=== Source data ===

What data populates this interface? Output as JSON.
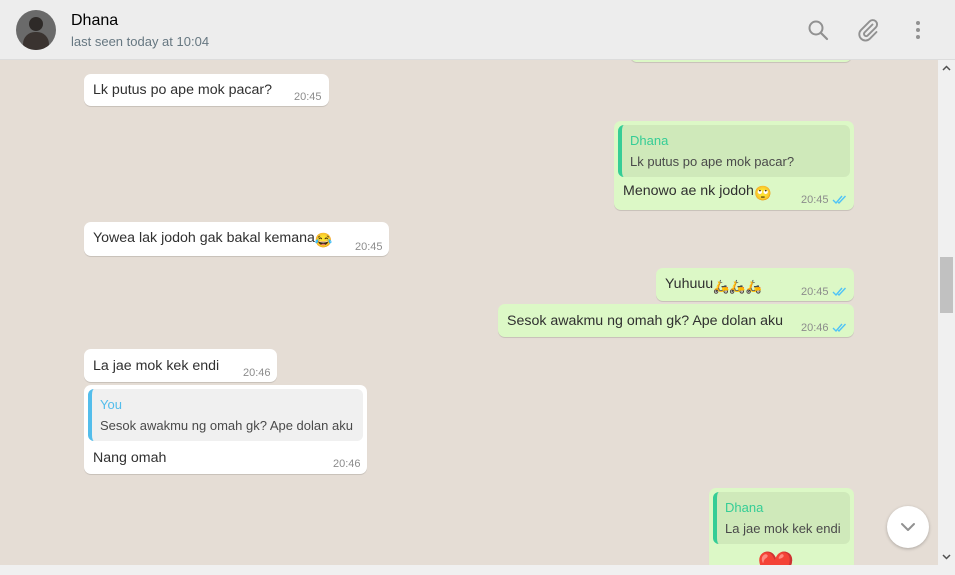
{
  "header": {
    "name": "Dhana",
    "status": "last seen today at 10:04",
    "icons": [
      "search-icon",
      "paperclip-icon",
      "kebab-menu-icon"
    ]
  },
  "messages": [
    {
      "dir": "in",
      "text": "Lk putus po ape mok pacar?",
      "time": "20:45"
    },
    {
      "dir": "out",
      "quote_name": "Dhana",
      "quote_text": "Lk putus po ape mok pacar?",
      "text": "Menowo ae nk jodoh",
      "emoji": "🙄",
      "time": "20:45"
    },
    {
      "dir": "in",
      "text": "Yowea lak jodoh gak bakal kemana",
      "emoji": "😂",
      "time": "20:45"
    },
    {
      "dir": "out",
      "text": "Yuhuuu",
      "emoji": "🛵🛵🛵",
      "time": "20:45"
    },
    {
      "dir": "out",
      "text": "Sesok awakmu ng omah gk? Ape dolan aku",
      "time": "20:46"
    },
    {
      "dir": "in",
      "text": "La jae mok kek endi",
      "time": "20:46"
    },
    {
      "dir": "in",
      "quote_name": "You",
      "quote_text": "Sesok awakmu ng omah gk? Ape dolan aku",
      "text": "Nang omah",
      "time": "20:46"
    },
    {
      "dir": "out",
      "quote_name": "Dhana",
      "quote_text": "La jae mok kek endi",
      "emoji": "❤️"
    }
  ],
  "colors": {
    "header_bg": "#ededed",
    "chat_bg": "#e5ddd5",
    "outgoing_bubble": "#dcf8c6",
    "incoming_bubble": "#ffffff",
    "read_ticks": "#4fc3f7",
    "quote_name_green": "#35cd96",
    "quote_name_blue": "#53bdeb"
  }
}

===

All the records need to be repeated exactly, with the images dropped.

*Output for this task*.
What data populates this interface? Output as JSON.
{
  "header": {
    "name": "Dhana",
    "status": "last seen today at 10:04",
    "icons": [
      "search-icon",
      "paperclip-icon",
      "kebab-menu-icon"
    ]
  },
  "messages": [
    {
      "dir": "in",
      "text": "Lk putus po ape mok pacar?",
      "time": "20:45"
    },
    {
      "dir": "out",
      "quote_name": "Dhana",
      "quote_text": "Lk putus po ape mok pacar?",
      "text": "Menowo ae nk jodoh",
      "emoji": "🙄",
      "time": "20:45"
    },
    {
      "dir": "in",
      "text": "Yowea lak jodoh gak bakal kemana",
      "emoji": "😂",
      "time": "20:45"
    },
    {
      "dir": "out",
      "text": "Yuhuuu",
      "emoji": "🛵🛵🛵",
      "time": "20:45"
    },
    {
      "dir": "out",
      "text": "Sesok awakmu ng omah gk? Ape dolan aku",
      "time": "20:46"
    },
    {
      "dir": "in",
      "text": "La jae mok kek endi",
      "time": "20:46"
    },
    {
      "dir": "in",
      "quote_name": "You",
      "quote_text": "Sesok awakmu ng omah gk? Ape dolan aku",
      "text": "Nang omah",
      "time": "20:46"
    },
    {
      "dir": "out",
      "quote_name": "Dhana",
      "quote_text": "La jae mok kek endi",
      "emoji": "❤️"
    }
  ],
  "colors": {
    "header_bg": "#ededed",
    "chat_bg": "#e5ddd5",
    "outgoing_bubble": "#dcf8c6",
    "incoming_bubble": "#ffffff",
    "read_ticks": "#4fc3f7",
    "quote_name_green": "#35cd96",
    "quote_name_blue": "#53bdeb"
  }
}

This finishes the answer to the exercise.